What is National Insurance?
National Insurance is a form of compulsory tax paid by employees and their employers.
Payment of NI is used to determine whether or not you qualify for state benefits, like the State Pension, Jobseeker’s Allowance, Employment and Support Allowance and Maternity Allowance.
For NHS junior doctors, NI will be automatically deducted from your salary. Unlike your NHS pension, you cannot opt-out of NI payments.
National Insurance rates
Rates of NI vary depending on how much you earn. According to gov.uk, the 2019/20 rates of NI are as follows.
- Workers earning below £166 per week pay no NI
- Workers earning between £166 and £962 per week (£719 to £4,167 per month) pay 12% of their salary as NI
- Any earnings over £962 per week (over £4,167 per month) are charged at 2% of earnings.
(Employers also pay NI on your behalf at a different rate – although from your perspective this is inconsequential and can be ignored.)
Uncommonly, some workers may pay a different rate of NI – these circumstances are outlined here. Most junior doctors, however, will pay the standard rate.
You can use the pay calculator to see how much NI you will pay on the standard rate.
Checking your National Insurance record
Over the course of your career, you will contribute NI payments while earning a salary and living in the UK. Depending on how many years you have paid in, you will be eligible at the State Pension age to receive a full or partial State Pension or none at all.
You can check your record through HMRC’s online account to see whether you are up to date with your payments.
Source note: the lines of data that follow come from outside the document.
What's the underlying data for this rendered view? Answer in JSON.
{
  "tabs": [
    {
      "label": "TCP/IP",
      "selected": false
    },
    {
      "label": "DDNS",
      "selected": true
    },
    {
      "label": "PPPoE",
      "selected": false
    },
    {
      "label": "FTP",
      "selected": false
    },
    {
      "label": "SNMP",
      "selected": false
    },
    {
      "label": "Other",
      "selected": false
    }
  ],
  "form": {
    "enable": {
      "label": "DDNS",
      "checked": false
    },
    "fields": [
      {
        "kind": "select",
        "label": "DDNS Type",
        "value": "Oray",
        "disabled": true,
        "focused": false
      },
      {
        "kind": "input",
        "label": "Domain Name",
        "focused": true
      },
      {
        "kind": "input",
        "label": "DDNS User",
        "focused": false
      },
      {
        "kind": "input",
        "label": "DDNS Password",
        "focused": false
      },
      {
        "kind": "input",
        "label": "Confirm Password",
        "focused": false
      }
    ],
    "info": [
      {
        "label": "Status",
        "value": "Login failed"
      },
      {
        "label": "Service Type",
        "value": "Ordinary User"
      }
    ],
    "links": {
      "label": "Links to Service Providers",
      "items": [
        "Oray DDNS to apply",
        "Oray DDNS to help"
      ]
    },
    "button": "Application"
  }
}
Sometimes you may have a gap in your record if you were not earning a wage, working abroad or earning less than the NI threshold. If this is the case, you may be provided with the option to pay “voluntary contributions” and re-establish your eligibility to reclaim the full State Pension.